Not even a week after the twin towers were struck down by two hijacked planes on Sept. 11, 2001, people were repeating this phrase everywhere around the nation, in newspapers, on TV, bumper stickers, posters, banners.
And as then-President George W. Bush visited the devastated city of New York and mourned the losses with thousand of others at ground zero, we knew we wouldn’t forget. It was all we talked about.
As a senior in high school in Fishers, Ind., at the time, I could grasp the gravity of this tragedy. So could everyone around me. Suddenly, our differences were very small. As a nation, we weren’t divided. We were Americans, and we were proud. We were united.
Not 10 days after that fateful day, I was getting in a workout at a local gym when John Lennon’s “Imagine” came on the radio. Almost on cue, nearly all of us stopped what we were doing. We looked around at one another, listened and wished that such a world existed. We were touched and saddened, yet aware that—at least for the moment—we were living as one, and we hoped it would last.
Sadly, it didn’t. Fifteen years later, reflecting on this tragedy that killed nearly 4,000 people (including those who died of illness after being exposed to debris), we’re in the middle of a heated political campaign, divided as ever, and perhaps even more divided than we were before the fateful day.
That unity is lost. We aren’t just Americans anymore. We are Republican or Democrat, we are black or white, we are Christian or non-Christian.
Last month, when Ziggy Marley played at the Magic City Blues festival in Billings, he called us out on it, seemingly surprised that things hadn’t changed much since it was his father on stage singing “Get Up Stand Up.”
“Why are you so divided?” he asked. “You must not be divided. We must unite. We must have peace.”
Ziggy’s concert—which started late after an intense thunderstorm—was a show meant to bring peace, joy and love, as he sang “Love is my religion,” “Be Free,” “Could You Be Loved” and “Is This Love.”
He wanted to lift us up, but it was clear in his words, in his tone and in his energy that he was saddened by what he was seeing in our country. It wasn’t like hearing “Imagine” in the gym, although that feeling would have come back tenfold if it was the fall of 2001.
We haven’t forgotten, but the train of society has kept rolling. We’ve been through a lot in the last decade and a half, and now we find ourselves somewhere we didn’t anticipate. The surprising presidential campaign is one thing, the relationship between police and African Americans is another. ISIS is attacking us on our soil, attacking Christmas parties and LGBT nightclubs.
Now there is more tension with our American Indian brothers and sisters. Hate and fear are dominant emotions. More than anything, it appears what we need is love. Love, peace and understanding.
Of course, it’s not that easy, but it’s a start, and it’s the kind of harmless uprising we need to not only protect ourselves but to protect our country from potential civil unrest.
I appreciate Ziggy’s words and take it upon myself to respond to the Rasta.

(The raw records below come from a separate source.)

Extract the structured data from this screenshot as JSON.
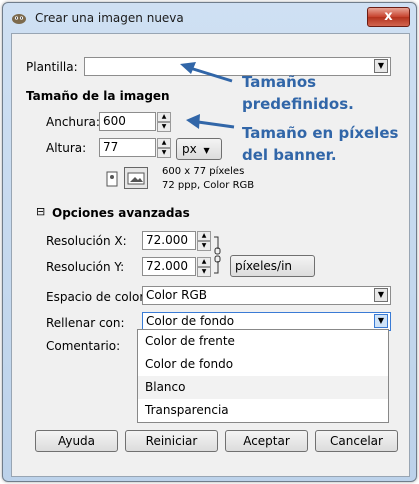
{
  "window": {
    "title": "Crear una imagen nueva",
    "close_label": "x"
  },
  "template": {
    "label": "Plantilla:",
    "value": ""
  },
  "image_size": {
    "heading": "Tamaño de la imagen",
    "width_label": "Anchura:",
    "width_value": "600",
    "height_label": "Altura:",
    "height_value": "77",
    "unit": "px",
    "info_line1": "600 x 77 píxeles",
    "info_line2": "72 ppp, Color RGB"
  },
  "annotations": {
    "predefined_line1": "Tamaños",
    "predefined_line2": "predefinidos.",
    "pixel_line1": "Tamaño en píxeles",
    "pixel_line2": "del banner."
  },
  "advanced": {
    "toggle": "⊟",
    "heading": "Opciones avanzadas",
    "res_x_label": "Resolución X:",
    "res_x_value": "72.000",
    "res_y_label": "Resolución Y:",
    "res_y_value": "72.000",
    "res_unit": "píxeles/in",
    "colorspace_label": "Espacio de color:",
    "colorspace_value": "Color RGB",
    "fill_label": "Rellenar con:",
    "fill_value": "Color de fondo",
    "comment_label": "Comentario:"
  },
  "fill_options": [
    "Color de frente",
    "Color de fondo",
    "Blanco",
    "Transparencia"
  ],
  "buttons": {
    "help": "Ayuda",
    "reset": "Reiniciar",
    "ok": "Aceptar",
    "cancel": "Cancelar"
  },
  "colors": {
    "annotation": "#3166a8",
    "dialog_bg": "#f0f0f0"
  }
}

I hope others will do the same. Let’s let love be the supreme emotion moving forward.
Charlie Denison is a reporter for the Lewistown News-Argus and a singer-songwriter and guitarist.